The health of New Mexico’s children was another focus of the governor’s speech.

“Physical activity and nutrition are also critical elements to keeping New Mexico’s children healthy and fit,” he said.

He proposed hiring 200 additional physical education teachers to support his goal of having every elementary student in the state receive physical education at least once a day.

A version of this article appeared in the January 25, 2006 edition of Education Week

Events

This content is provided by our sponsor. It is not written by and does not necessarily reflect the views of Education Week's editorial staff.
Sponsor
Equity & Diversity Webinar
Culturally Relevant Pedagogy to Advance Educational Equity
Schools are welcoming students back into buildings for full-time in-person instruction in a few short weeks and now is the perfect time to take a hard look at both our practices and systems to build
Content provided by PowerMyLearning
Classroom Technology Webinar Making Big Technology Decisions: Advice for District Leaders, Principals, and Teachers
Educators at all levels make decisions that can have a huge impact on students. That’s especially true when it comes to the use of technology, which was activated like never before to help students learn
Professional Development Webinar Expand Digital Learning by Expanding Teacher Training
This discussion will examine how things have changed and offer guidance on smart, cost-effective ways to expand digital learning efforts and train teachers to maximize the use of new technologies for learning.

EdWeek Top School Jobs

Teacher Jobs
Search over ten thousand teaching jobs nationwide — elementary, middle, high school and more.
View Jobs
Principal Jobs
Find hundreds of jobs for principals, assistant principals, and other school leadership roles.
View Jobs
Administrator Jobs
Over a thousand district-level jobs: superintendents, directors, more.
View Jobs
Support Staff Jobs
Search thousands of jobs, from paraprofessionals to counselors and more.
View Jobs

Read Next

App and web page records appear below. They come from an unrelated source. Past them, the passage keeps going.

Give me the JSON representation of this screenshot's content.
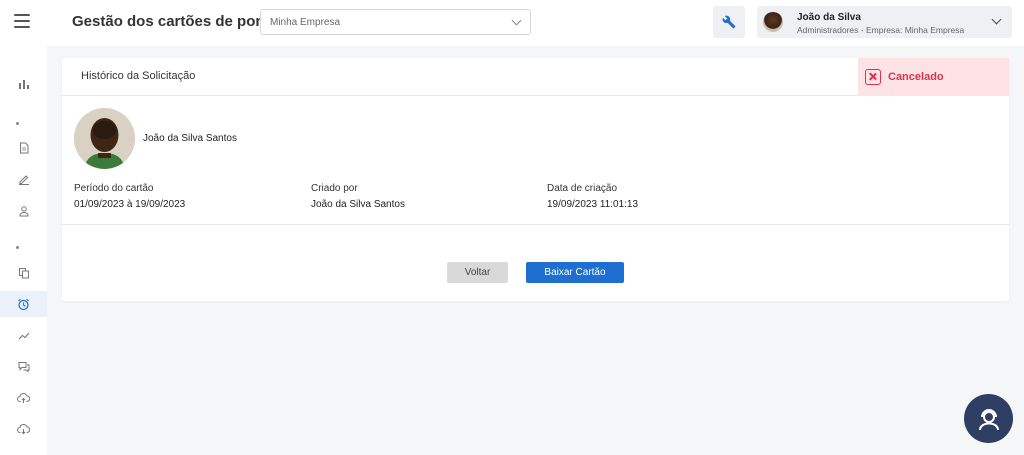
{
  "header": {
    "title": "Gestão dos cartões de ponto",
    "company_select": {
      "value": "Minha Empresa"
    },
    "tool_icon": "wrench-icon",
    "user": {
      "name": "João da Silva",
      "role": "Administradores - Empresa: Minha Empresa"
    }
  },
  "sidebar": {
    "items": [
      {
        "icon": "bar-chart-icon"
      },
      {
        "icon": "document-icon"
      },
      {
        "icon": "edit-icon"
      },
      {
        "icon": "user-icon"
      },
      {
        "icon": "copy-icon"
      },
      {
        "icon": "alarm-clock-icon",
        "active": true
      },
      {
        "icon": "trend-line-icon"
      },
      {
        "icon": "chat-icon"
      },
      {
        "icon": "cloud-upload-icon"
      },
      {
        "icon": "cloud-download-icon"
      }
    ]
  },
  "card": {
    "title": "Histórico da Solicitação",
    "status": {
      "label": "Cancelado",
      "color": "#d9344f",
      "background": "#fde2e6"
    },
    "person": {
      "name": "João da Silva Santos"
    },
    "fields": [
      {
        "label": "Período do cartão",
        "value": "01/09/2023 à 19/09/2023"
      },
      {
        "label": "Criado por",
        "value": "João da Silva Santos"
      },
      {
        "label": "Data de criação",
        "value": "19/09/2023 11:01:13"
      }
    ],
    "buttons": {
      "back": "Voltar",
      "download": "Baixar Cartão"
    }
  },
  "colors": {
    "primary": "#1f6fd1",
    "help_button": "#2e3f63"
  }
}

School & District Management L.A. Unified to Require Testing of Students, Staff Regardless of Vaccination Status
The policy change in the nation's second-largest school district comes amid rising coronavirus cases, largely blamed on the Delta variant.
Howard Blume, Los Angeles Times
4 min read
L.A. schools interim Sup Megan K. Reilly visits Fairfax High School's "Field Day" event to launch the Ready Set volunteer recruitment campaign to highlight the nationwide need for mentors and tutors, to prepare the country's public education students for the upcoming school year. The event coincides with National Summer Learning Week, where U.S. Secretary of Education Miguel Cardona is highlighting the importance of re-engaging students and building excitement around returning to in-person learning this fall. high school, with interim LAUSD superintendent and others. Fairfax High School on Wednesday, July 14, 2021 in Los Angeles, CA.
In this July 14, 2021, photo, Los Angeles Unified School District interim Superintendent Megan K. Reilly speaks at an event at Fairfax High School in Los Angeles. Reilly announced a new district policy Thursday requiring all students and employees of the Los Angeles school district to take weekly coronavirus tests regardless of their vaccination status.
Al Seib/Los Angeles Times via TNS
School & District Management Why School Boards Are Now Hot Spots for Nasty Politics
Nationalized politics, shifts in local news coverage, and the rise of social media are turning school board meetings into slug fests.
11 min read
Collage of people yelling, praying, and masked in a board room.
Collage by Gina Tomko/Education Week and Getty Images
School & District Management Opinion The Six Leadership Lessons I Learned From the Pandemic
These guiding principles can help leaders prepare for another challenging year—and any future crises to come.
David Vroonland
3 min read
A hand about to touch a phone.
Vanessa Solis/Education Week and Getty Images
School & District Management Opinion When the National Education Debate Is Too Noisy, Look Local
A local network of your peers can offer not just practical advice, but an emotional safe harbor.
Christian M. Elkington
2 min read
A team of workmen on scaffolding rely on each other.
Vanessa Solis/Education Week and Getty Images